▶ **Component data from apps and pages**

============================================================

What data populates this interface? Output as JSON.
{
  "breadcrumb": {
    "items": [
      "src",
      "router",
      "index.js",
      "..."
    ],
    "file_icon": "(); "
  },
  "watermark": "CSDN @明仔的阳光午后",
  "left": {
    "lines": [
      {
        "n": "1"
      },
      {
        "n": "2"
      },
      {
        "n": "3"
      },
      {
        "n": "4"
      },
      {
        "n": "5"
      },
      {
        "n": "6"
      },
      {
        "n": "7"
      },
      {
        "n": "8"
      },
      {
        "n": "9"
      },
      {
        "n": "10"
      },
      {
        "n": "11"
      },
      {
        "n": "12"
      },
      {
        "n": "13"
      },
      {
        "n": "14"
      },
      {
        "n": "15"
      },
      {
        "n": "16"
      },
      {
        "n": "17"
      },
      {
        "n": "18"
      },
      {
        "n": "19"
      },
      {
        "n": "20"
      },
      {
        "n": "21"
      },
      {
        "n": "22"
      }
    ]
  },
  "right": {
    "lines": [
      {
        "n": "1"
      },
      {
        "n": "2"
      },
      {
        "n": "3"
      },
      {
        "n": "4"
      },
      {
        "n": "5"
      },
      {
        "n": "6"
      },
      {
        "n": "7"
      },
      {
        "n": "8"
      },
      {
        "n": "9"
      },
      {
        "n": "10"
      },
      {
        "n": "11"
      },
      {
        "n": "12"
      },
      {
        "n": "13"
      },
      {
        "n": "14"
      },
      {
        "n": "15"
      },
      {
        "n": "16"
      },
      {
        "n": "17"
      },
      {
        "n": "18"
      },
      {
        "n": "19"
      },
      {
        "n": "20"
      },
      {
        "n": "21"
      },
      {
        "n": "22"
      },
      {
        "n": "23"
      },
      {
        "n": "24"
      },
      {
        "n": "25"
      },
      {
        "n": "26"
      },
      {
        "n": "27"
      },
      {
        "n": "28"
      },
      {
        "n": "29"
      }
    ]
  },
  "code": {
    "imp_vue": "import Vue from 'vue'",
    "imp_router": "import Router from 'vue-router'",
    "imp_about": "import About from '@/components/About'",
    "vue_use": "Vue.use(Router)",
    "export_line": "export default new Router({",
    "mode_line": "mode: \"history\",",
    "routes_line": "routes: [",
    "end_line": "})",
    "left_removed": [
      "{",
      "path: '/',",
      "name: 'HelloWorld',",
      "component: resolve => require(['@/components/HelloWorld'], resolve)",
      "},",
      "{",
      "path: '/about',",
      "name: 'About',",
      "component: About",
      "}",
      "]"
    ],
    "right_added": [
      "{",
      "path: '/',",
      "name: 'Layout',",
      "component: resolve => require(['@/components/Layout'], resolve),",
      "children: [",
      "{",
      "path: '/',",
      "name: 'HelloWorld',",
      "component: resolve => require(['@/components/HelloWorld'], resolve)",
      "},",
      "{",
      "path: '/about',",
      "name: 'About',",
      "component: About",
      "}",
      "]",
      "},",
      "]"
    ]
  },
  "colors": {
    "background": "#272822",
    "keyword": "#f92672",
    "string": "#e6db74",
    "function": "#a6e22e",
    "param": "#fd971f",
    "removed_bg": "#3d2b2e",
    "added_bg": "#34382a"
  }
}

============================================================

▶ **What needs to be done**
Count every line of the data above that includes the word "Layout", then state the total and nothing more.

▶ **Exercise solution**
2